9        Even if a defendant meets all of the Department of Corrections’ eligibility requirements for ERP or CIP, it remains within the trial court’s sentencing discretion under Wis. Stat. § 973.01(3g) and (3m) to decide his or her eligibility.  See State v. Owens, 2006 WI App 75, ¶¶8-9, 291 Wis. 2d 229, 713 N.W.2d 187 (ERP); State v. Steele, 2001 WI App 160, ¶8, 246 Wis. 2d 744, 632 N.W.2d 112 (CIP).  To properly exercise its sentencing discretion, a court must consider three primary factors—the gravity of the offense, the character of the defendant, and the need to protect the public—and must articulate the basis for the sentence.  State v. Harris, 119 Wis. 2d 612, 623, 350 N.W.2d 633 (1984).

10      Haskey asserts that the trial court erred because it explained only that it was denying his eligibility “given the nature of the offense and the structure of this Court’s sentence,” and then focused solely on the nature of the offense.  We disagree.  First, a trial court has broad discretion in determining the weight to be given to each sentencing factor.  State v. Thompson, 172 Wis. 2d 257, 264, 493 N.W.2d 729 (Ct. App. 1992).  In addition, a sentencing court is not required to make separate findings on the reasons for the eligibility decision.  Owens, 291 Wis. 2d 229, ¶9.  Rather, we may consider whether the overall sentencing rationale also justifies the eligibility determination.  Id.
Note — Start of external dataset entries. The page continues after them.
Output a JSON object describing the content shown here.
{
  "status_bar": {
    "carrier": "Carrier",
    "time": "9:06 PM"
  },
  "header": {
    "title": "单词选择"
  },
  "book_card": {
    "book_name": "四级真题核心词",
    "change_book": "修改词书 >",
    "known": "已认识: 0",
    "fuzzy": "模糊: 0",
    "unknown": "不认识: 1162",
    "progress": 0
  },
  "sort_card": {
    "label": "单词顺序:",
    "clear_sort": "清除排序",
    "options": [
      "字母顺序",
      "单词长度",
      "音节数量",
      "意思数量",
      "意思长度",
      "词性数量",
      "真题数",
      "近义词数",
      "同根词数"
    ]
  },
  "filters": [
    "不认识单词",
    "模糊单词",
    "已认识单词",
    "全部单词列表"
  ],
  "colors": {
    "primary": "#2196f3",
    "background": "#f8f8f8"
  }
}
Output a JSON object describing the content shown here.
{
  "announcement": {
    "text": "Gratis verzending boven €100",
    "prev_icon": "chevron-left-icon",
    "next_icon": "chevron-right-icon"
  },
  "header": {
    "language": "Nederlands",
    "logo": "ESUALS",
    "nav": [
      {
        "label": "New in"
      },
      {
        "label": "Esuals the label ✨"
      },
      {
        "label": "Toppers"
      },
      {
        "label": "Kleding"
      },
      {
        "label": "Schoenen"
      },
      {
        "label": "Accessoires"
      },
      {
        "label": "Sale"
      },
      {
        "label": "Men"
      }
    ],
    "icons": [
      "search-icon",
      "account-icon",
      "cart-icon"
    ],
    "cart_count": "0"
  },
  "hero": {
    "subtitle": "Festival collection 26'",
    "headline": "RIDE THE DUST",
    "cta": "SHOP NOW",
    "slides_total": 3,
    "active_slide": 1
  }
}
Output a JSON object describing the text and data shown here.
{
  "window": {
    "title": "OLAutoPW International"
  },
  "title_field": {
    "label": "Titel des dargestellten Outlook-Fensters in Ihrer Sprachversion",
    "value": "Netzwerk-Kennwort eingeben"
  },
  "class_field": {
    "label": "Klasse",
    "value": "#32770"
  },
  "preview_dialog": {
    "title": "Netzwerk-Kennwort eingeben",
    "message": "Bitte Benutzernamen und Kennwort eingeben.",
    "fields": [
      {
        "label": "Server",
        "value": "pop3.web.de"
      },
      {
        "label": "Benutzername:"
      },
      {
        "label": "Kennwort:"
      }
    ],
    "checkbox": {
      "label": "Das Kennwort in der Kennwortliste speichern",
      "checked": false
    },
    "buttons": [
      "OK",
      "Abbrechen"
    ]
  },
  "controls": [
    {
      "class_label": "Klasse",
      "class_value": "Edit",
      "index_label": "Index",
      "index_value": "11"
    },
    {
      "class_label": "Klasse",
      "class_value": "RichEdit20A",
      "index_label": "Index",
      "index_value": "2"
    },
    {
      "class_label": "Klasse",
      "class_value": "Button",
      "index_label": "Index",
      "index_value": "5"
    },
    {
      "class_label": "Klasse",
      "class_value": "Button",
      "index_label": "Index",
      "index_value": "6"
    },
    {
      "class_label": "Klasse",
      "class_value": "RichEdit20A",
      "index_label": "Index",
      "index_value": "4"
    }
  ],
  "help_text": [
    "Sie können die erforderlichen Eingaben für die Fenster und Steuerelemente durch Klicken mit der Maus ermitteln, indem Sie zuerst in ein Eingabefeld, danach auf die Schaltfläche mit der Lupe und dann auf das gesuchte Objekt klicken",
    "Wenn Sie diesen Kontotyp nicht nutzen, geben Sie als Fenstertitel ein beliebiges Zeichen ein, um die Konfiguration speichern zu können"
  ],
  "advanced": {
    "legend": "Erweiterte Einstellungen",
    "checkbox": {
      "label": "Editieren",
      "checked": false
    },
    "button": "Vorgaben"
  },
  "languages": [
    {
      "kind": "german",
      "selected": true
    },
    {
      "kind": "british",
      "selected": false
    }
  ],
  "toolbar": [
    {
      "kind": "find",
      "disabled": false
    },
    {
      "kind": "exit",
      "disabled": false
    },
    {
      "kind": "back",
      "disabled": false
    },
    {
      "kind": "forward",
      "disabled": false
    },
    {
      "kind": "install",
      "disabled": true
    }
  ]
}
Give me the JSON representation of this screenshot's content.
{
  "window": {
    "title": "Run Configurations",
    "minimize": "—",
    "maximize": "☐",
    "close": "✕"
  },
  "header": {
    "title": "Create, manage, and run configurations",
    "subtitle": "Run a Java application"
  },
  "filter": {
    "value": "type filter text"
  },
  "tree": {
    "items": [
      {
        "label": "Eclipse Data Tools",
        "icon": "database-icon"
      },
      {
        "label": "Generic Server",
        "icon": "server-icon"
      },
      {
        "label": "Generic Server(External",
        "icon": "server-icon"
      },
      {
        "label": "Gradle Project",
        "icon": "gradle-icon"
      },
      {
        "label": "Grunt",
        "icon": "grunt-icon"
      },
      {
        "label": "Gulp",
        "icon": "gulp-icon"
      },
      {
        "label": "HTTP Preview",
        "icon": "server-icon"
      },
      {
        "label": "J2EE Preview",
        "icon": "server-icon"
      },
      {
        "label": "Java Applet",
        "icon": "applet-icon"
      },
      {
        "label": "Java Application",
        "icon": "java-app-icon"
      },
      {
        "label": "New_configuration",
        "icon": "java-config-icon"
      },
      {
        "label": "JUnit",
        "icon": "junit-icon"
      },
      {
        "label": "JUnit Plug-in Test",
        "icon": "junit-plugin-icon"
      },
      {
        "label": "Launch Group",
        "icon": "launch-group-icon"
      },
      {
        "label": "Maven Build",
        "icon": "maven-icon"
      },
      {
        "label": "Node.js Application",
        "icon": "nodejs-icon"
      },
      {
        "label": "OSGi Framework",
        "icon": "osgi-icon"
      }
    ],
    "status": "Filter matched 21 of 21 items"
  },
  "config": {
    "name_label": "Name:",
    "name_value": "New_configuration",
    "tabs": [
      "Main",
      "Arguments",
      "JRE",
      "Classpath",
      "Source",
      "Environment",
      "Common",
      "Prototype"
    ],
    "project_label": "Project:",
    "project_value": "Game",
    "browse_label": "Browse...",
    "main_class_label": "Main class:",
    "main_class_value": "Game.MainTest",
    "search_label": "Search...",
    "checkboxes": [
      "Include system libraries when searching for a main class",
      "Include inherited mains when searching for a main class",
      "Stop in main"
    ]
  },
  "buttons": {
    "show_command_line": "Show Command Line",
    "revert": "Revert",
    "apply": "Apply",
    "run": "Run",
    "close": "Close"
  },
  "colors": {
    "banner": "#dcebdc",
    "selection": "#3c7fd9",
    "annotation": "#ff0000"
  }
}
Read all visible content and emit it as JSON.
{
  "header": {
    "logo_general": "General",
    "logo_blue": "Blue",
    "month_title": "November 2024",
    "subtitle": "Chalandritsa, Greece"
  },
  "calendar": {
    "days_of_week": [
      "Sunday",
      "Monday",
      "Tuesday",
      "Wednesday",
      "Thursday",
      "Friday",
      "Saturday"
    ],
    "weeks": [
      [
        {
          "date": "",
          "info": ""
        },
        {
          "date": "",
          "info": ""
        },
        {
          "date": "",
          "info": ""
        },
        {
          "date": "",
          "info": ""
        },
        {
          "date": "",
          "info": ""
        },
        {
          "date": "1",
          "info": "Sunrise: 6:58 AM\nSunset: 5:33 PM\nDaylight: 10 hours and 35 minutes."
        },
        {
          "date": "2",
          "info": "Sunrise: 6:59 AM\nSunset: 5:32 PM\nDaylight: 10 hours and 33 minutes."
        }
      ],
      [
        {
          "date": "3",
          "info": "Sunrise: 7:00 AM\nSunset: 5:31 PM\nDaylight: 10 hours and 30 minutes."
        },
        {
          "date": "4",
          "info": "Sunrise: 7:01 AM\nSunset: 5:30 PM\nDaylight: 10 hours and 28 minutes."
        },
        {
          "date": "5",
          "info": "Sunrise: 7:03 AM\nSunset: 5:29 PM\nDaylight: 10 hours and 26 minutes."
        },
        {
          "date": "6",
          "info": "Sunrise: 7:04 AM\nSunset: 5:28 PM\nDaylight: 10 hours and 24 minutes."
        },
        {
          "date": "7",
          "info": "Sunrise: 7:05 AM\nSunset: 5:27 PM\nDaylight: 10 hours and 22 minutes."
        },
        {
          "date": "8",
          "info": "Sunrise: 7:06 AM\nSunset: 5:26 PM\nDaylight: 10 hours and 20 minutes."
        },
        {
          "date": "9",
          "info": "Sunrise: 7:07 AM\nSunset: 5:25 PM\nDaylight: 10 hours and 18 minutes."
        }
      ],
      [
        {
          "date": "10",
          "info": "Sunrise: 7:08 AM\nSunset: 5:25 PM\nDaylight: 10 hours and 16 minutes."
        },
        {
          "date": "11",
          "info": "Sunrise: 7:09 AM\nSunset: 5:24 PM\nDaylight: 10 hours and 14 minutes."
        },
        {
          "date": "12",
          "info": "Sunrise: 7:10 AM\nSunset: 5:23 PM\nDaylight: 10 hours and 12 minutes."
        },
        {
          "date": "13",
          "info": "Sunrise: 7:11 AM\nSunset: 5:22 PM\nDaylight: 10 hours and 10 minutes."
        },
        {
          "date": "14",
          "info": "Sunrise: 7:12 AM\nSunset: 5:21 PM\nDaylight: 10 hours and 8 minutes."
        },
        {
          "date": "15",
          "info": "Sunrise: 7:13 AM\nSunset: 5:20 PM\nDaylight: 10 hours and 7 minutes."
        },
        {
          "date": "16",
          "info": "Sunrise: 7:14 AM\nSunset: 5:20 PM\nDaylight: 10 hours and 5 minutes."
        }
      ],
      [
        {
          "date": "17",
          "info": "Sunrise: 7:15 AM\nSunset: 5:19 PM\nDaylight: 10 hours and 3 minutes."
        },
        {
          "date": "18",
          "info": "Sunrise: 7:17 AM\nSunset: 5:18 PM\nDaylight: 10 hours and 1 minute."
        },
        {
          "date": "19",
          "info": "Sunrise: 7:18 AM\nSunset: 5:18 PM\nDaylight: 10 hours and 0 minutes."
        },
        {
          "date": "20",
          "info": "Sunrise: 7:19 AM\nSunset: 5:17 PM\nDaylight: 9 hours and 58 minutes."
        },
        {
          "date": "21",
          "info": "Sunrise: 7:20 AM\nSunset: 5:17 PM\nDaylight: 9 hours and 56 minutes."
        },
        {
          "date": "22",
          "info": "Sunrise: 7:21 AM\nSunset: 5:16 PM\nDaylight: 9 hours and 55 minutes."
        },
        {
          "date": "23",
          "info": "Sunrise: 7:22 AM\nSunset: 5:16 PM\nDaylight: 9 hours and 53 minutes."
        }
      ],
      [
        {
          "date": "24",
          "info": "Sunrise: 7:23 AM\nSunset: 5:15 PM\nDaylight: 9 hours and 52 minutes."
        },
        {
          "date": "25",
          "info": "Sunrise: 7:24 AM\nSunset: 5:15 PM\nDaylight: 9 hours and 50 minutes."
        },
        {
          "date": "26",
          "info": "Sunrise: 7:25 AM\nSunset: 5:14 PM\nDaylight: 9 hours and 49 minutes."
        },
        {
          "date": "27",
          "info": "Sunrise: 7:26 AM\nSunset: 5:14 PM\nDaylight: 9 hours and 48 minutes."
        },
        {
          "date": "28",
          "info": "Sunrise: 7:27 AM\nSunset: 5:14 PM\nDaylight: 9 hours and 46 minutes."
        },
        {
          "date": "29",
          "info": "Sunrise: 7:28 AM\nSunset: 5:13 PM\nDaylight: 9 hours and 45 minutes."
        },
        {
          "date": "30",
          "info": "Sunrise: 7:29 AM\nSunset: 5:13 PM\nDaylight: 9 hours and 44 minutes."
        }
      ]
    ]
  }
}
11      The sentencing court’s sentencing rationale adequately explains why it declared Haskey ineligible for programs that would allow for early release.  It noted that the burglaries violated the sanctity of another’s home and the arson showed disregard for the lives of the firefighters, all volunteers, and the residents of neighboring houses.  It observed that his positive attributes were “out-shouted” by his conscious choices to do “outrageous” and “dangerous” things, that those decisions necessitated punishment, and that the public had to be protected from one who engages in burglaries, forgery, and arson.  The ineligibility determinations reflect a proper exercise of discretion.

            By the Court.—Judgment affirmed.

            This opinion will not be published.  See Wis. Stat. Rule 809.23(1)(b)5.










[1]  A check taken from the burglarized property was used to purchase a propane cylinder and a torch.

[2]  All references to the Wisconsin Statutes are to the 2011-12 version unless otherwise noted.

[3]  As noted, the trial court concluded that the electronic surveillance law did not apply.  Because the parties address the issue as though the recording is subject to the electronic surveillance law, we approach it from that perspective.  We may affirm on a ground different than that relied on by the circuit court.  Vanstone v. Town of Delafield, 191 Wis. 2d 586, 595, 530 N.W.2d 16 (Ct. App. 1995).